* [Your instructions]
Reproduce every line of the material, exactly as given.

::::::

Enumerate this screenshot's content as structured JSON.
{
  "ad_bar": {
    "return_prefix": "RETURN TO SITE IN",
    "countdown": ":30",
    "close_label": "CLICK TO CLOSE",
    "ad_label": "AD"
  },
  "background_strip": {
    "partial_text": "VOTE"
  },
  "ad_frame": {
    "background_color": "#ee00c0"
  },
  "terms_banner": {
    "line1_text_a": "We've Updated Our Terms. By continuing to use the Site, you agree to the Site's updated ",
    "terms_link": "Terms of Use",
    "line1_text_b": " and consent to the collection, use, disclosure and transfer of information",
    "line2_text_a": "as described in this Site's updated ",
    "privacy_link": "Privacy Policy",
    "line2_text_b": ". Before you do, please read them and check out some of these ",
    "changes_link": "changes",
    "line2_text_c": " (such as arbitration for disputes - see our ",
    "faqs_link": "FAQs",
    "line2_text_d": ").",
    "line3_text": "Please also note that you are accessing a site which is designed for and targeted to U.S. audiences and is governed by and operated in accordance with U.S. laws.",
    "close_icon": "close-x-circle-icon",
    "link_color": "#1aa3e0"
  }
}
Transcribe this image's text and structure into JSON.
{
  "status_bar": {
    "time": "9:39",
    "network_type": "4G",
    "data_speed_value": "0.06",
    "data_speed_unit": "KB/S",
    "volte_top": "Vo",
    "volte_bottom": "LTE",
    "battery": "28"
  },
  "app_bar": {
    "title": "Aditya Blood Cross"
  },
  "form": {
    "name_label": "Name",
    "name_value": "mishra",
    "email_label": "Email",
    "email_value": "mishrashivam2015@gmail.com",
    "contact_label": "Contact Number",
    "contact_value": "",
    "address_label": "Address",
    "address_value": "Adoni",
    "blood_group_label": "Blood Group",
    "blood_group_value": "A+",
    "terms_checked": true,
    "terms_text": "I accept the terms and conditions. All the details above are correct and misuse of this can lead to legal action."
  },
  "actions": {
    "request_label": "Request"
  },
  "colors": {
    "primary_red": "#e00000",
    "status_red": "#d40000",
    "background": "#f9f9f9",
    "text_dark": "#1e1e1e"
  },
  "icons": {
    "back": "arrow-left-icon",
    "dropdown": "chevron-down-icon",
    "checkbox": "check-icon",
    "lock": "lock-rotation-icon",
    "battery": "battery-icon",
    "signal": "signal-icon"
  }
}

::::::

* [Written response]
Enumerate this screenshot's content as structured JSON.
{
  "ad_bar": {
    "return_prefix": "RETURN TO SITE IN",
    "countdown": ":30",
    "close_label": "CLICK TO CLOSE",
    "ad_label": "AD"
  },
  "background_strip": {
    "partial_text": "VOTE"
  },
  "ad_frame": {
    "background_color": "#ee00c0"
  },
  "terms_banner": {
    "line1_text_a": "We've Updated Our Terms. By continuing to use the Site, you agree to the Site's updated ",
    "terms_link": "Terms of Use",
    "line1_text_b": " and consent to the collection, use, disclosure and transfer of information",
    "line2_text_a": "as described in this Site's updated ",
    "privacy_link": "Privacy Policy",
    "line2_text_b": ". Before you do, please read them and check out some of these ",
    "changes_link": "changes",
    "line2_text_c": " (such as arbitration for disputes - see our ",
    "faqs_link": "FAQs",
    "line2_text_d": ").",
    "line3_text": "Please also note that you are accessing a site which is designed for and targeted to U.S. audiences and is governed by and operated in accordance with U.S. laws.",
    "close_icon": "close-x-circle-icon",
    "link_color": "#1aa3e0"
  }
}
Transcribe this image's text and structure into JSON.
{
  "status_bar": {
    "time": "9:39",
    "network_type": "4G",
    "data_speed_value": "0.06",
    "data_speed_unit": "KB/S",
    "volte_top": "Vo",
    "volte_bottom": "LTE",
    "battery": "28"
  },
  "app_bar": {
    "title": "Aditya Blood Cross"
  },
  "form": {
    "name_label": "Name",
    "name_value": "mishra",
    "email_label": "Email",
    "email_value": "mishrashivam2015@gmail.com",
    "contact_label": "Contact Number",
    "contact_value": "",
    "address_label": "Address",
    "address_value": "Adoni",
    "blood_group_label": "Blood Group",
    "blood_group_value": "A+",
    "terms_checked": true,
    "terms_text": "I accept the terms and conditions. All the details above are correct and misuse of this can lead to legal action."
  },
  "actions": {
    "request_label": "Request"
  },
  "colors": {
    "primary_red": "#e00000",
    "status_red": "#d40000",
    "background": "#f9f9f9",
    "text_dark": "#1e1e1e"
  },
  "icons": {
    "back": "arrow-left-icon",
    "dropdown": "chevron-down-icon",
    "checkbox": "check-icon",
    "lock": "lock-rotation-icon",
    "battery": "battery-icon",
    "signal": "signal-icon"
  }
}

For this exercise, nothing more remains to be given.